Intensive predator control and riparian planting are helping toutouwai (North Island robins) spread their wings across the region, three years after they were re-introduced to Taranaki Maunga.
Two toutouwai were spotted at Lake Mangamahoe by members of the public last week, at least 15km from Te Papakura o Taranaki (the national park).
Nearly 100 toutouwai have been released by Taranaki Mounga Project(external link) since 2017 – which was 110 years after they were last sighted on the maunga. The national park population is gradually increasing, with a successful breeding season last summer.
However toutouwai are extremely susceptible to introduced predators such as stoats and rats and are reluctant to fly across open farmland.
Last year one was spotted at Pukeiti and Towards Predator-Free Taranaki project manager Toby Shanley says it’s exciting to see they’ve now travelled as far as Lake Mangamahoe.
The aim of Towards Predator-Free Taranaki is to provide safe, predator-free habitats to help protect and restore our native species. Toby believes the spread of the toutouwai has been made possible by the effort of farmers and landowners on the ring plain.
“The area from the maunga to Lake Mangamahoe came within the first phase of Towards Predator-Free Taranaki’s rural programme back in 2018. We set up trapping networks, which the farmers are now maintaining, that have reduced stoat numbers by at least 90%.
“This complements the incredible work Taranaki Mounga Project is doing on the maunga, together allowing safe passage for not only toutouwai, but other native birds such as the whio.”

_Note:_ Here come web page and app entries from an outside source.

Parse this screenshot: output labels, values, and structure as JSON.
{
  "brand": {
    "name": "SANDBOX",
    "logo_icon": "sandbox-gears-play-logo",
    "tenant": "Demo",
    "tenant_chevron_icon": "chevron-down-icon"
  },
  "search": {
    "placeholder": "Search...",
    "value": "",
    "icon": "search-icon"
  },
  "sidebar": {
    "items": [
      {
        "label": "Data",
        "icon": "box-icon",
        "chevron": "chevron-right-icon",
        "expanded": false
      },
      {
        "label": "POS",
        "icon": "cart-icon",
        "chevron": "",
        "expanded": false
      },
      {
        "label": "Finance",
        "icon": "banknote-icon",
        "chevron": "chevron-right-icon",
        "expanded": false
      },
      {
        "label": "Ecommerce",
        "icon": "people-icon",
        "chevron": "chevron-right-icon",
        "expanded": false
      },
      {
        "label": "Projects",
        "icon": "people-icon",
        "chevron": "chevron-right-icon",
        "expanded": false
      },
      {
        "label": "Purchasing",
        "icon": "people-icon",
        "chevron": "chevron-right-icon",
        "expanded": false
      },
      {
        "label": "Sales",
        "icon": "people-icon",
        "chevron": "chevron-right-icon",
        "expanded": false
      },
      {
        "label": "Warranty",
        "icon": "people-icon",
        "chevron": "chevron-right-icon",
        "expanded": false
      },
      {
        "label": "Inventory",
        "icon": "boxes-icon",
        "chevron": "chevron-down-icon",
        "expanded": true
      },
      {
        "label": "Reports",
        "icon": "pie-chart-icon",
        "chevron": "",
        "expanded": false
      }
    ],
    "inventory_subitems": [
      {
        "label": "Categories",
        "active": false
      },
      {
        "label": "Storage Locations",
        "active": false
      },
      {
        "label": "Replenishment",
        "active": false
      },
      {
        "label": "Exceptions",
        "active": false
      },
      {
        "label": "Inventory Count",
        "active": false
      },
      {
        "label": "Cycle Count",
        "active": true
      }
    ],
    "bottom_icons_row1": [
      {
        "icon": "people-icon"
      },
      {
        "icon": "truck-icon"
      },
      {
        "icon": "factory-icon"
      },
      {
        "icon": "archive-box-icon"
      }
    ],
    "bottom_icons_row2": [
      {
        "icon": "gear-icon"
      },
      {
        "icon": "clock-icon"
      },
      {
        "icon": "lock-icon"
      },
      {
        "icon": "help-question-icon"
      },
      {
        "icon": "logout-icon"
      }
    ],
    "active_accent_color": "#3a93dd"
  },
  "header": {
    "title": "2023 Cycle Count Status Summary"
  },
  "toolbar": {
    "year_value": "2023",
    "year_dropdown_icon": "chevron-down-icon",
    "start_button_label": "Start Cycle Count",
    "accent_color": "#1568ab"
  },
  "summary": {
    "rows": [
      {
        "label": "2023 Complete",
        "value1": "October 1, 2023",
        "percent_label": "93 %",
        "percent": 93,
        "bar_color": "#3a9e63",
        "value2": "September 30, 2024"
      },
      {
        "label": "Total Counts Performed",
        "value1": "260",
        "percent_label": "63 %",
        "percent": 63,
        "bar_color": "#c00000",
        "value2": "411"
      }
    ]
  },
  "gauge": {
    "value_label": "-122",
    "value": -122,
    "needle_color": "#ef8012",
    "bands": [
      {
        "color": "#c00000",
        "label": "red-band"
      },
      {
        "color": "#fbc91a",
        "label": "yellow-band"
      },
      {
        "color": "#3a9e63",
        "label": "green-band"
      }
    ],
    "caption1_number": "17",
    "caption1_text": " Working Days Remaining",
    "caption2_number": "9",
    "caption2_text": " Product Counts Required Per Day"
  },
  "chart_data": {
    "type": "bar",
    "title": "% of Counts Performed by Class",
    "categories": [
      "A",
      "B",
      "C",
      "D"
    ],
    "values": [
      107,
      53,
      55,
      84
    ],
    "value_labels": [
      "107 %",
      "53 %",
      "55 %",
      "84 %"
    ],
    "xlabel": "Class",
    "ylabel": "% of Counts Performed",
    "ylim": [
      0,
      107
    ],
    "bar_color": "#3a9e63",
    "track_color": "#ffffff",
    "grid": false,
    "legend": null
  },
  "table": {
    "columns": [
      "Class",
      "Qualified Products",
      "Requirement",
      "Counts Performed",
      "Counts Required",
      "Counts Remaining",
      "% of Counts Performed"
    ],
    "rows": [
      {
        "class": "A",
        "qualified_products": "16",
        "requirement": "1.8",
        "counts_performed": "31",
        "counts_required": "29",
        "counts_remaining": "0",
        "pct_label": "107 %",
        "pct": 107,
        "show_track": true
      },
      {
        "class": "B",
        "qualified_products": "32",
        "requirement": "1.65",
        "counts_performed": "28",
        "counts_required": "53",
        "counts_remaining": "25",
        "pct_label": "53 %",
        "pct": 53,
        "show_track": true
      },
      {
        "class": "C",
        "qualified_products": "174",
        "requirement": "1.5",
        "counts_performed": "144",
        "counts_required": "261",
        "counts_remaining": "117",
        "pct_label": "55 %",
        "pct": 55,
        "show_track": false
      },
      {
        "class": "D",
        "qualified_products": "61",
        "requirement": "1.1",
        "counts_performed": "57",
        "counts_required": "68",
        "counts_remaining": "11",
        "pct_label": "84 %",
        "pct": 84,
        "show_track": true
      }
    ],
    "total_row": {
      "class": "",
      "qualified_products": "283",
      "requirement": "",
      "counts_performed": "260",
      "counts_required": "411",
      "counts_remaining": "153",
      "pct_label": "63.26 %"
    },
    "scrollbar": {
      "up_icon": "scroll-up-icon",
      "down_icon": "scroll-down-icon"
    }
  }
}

He says another key factor is riparian planting. Over the last 25 years the Taranaki Regional Council has been supporting landowners to plant native trees along the banks of waterways.
“These provide pathways for the movement of birds – they’re essentially safe corridors down our waterways.
“This kind of result is exactly what Towards Predator-Free Taranaki set out to achieve and shows what can happen when we all work together.”
Have you seen a toutouwai? Report it at http://taranakimounga.nz/restoration/our-birds/toutouwainorth-island-robin/(external link).